__What this task involves__:
Drop every picture, then print the rest of the listing exactly as given.

__Information provided__:
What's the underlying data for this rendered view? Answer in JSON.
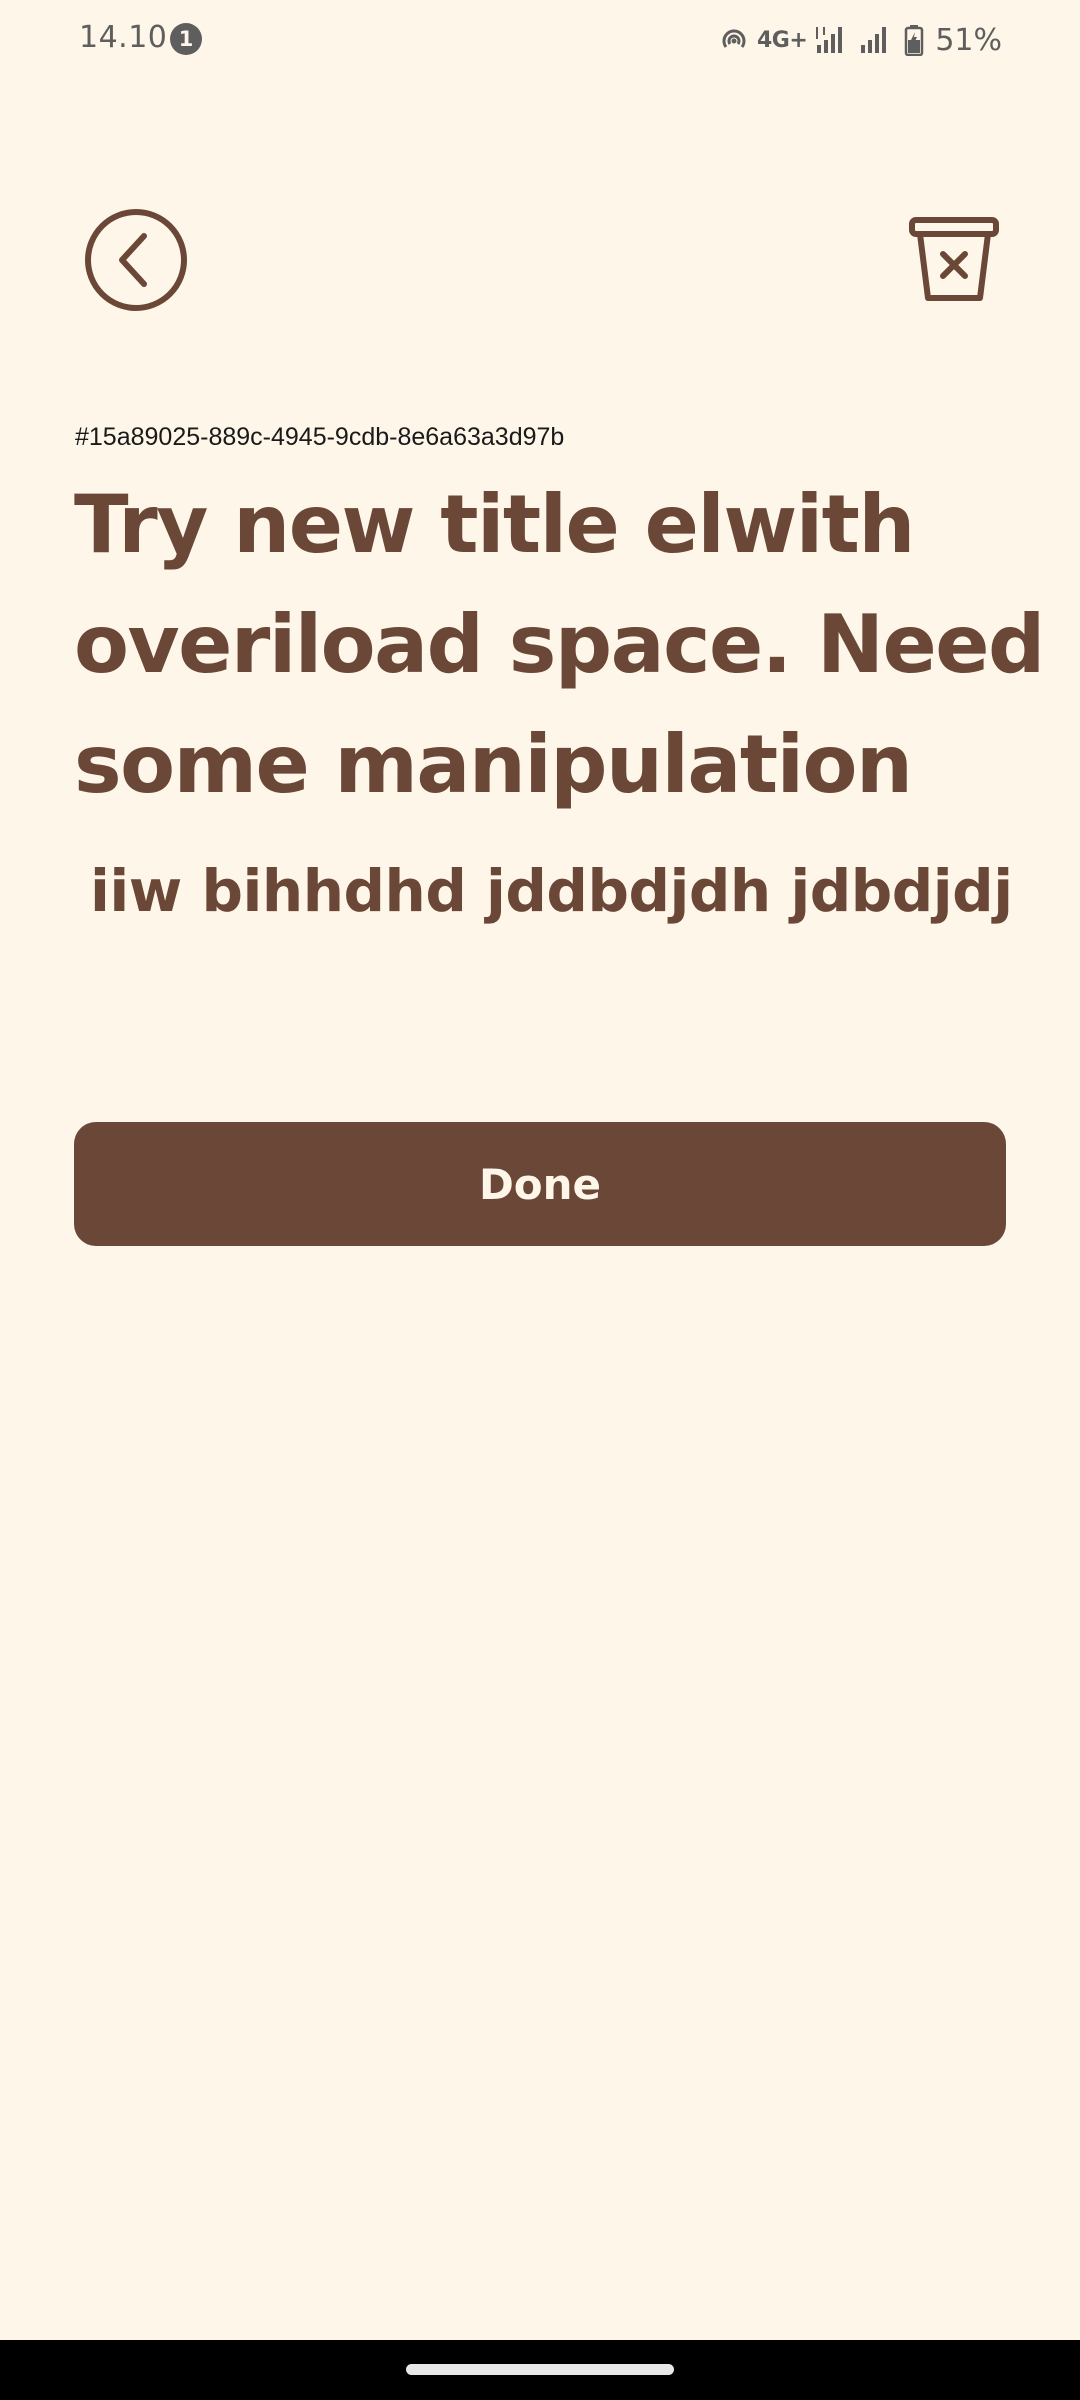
{
  "status_bar": {
    "time": "14.10",
    "notification_count": "1",
    "network_label": "4G+",
    "battery": "51%"
  },
  "toolbar": {
    "back_icon": "chevron-left-circle-icon",
    "delete_icon": "trash-x-icon"
  },
  "note": {
    "id": "#15a89025-889c-4945-9cdb-8e6a63a3d97b",
    "title": "Try new title elwith overiload space. Need some manipulation",
    "body": "iiw bihhdhd jddbdjdh jdbdjdj"
  },
  "actions": {
    "done_label": "Done"
  },
  "colors": {
    "background": "#FEF6E8",
    "primary": "#6B4737",
    "on_primary": "#FEF6E8"
  }
}
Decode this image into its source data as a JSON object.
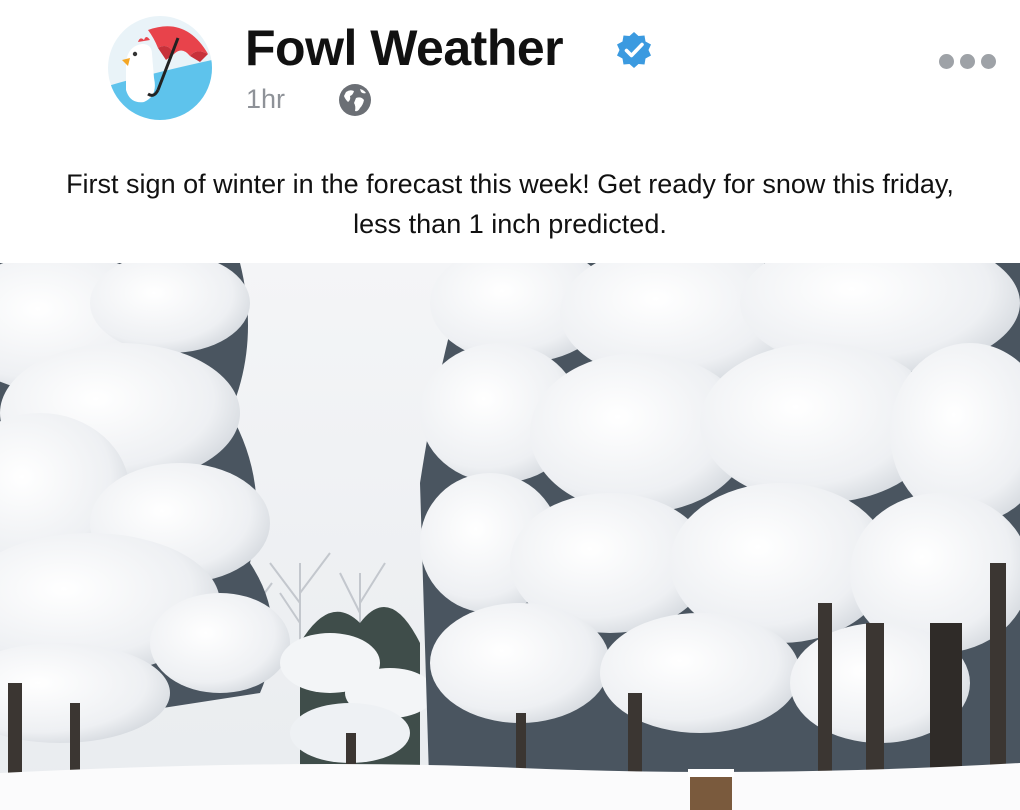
{
  "post": {
    "page_name": "Fowl Weather",
    "timestamp": "1hr",
    "text": "First sign of winter in the forecast this week! Get ready for snow this friday, less than 1 inch predicted."
  },
  "icons": {
    "avatar": "umbrella-chicken-logo",
    "verified": "verified-badge-icon",
    "audience": "globe-icon",
    "menu": "more-options-icon"
  },
  "colors": {
    "verified_blue": "#3b9ae0",
    "umbrella_red": "#e8434b",
    "avatar_sky": "#5ec3ec"
  }
}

__Solution to this task__:
What's the underlying data for this rendered view? Answer in JSON.
{
  "status_bar": {
    "time": "14.10",
    "notification_count": "1",
    "network_label": "4G+",
    "battery": "51%"
  },
  "toolbar": {
    "back_icon": "chevron-left-circle-icon",
    "delete_icon": "trash-x-icon"
  },
  "note": {
    "id": "#15a89025-889c-4945-9cdb-8e6a63a3d97b",
    "title": "Try new title elwith overiload space. Need some manipulation",
    "body": "iiw bihhdhd jddbdjdh jdbdjdj"
  },
  "actions": {
    "done_label": "Done"
  },
  "colors": {
    "background": "#FEF6E8",
    "primary": "#6B4737",
    "on_primary": "#FEF6E8"
  }
}
Decode this image into its source data as a JSON object.
{
  "post": {
    "page_name": "Fowl Weather",
    "timestamp": "1hr",
    "text": "First sign of winter in the forecast this week! Get ready for snow this friday, less than 1 inch predicted."
  },
  "icons": {
    "avatar": "umbrella-chicken-logo",
    "verified": "verified-badge-icon",
    "audience": "globe-icon",
    "menu": "more-options-icon"
  },
  "colors": {
    "verified_blue": "#3b9ae0",
    "umbrella_red": "#e8434b",
    "avatar_sky": "#5ec3ec"
  }
}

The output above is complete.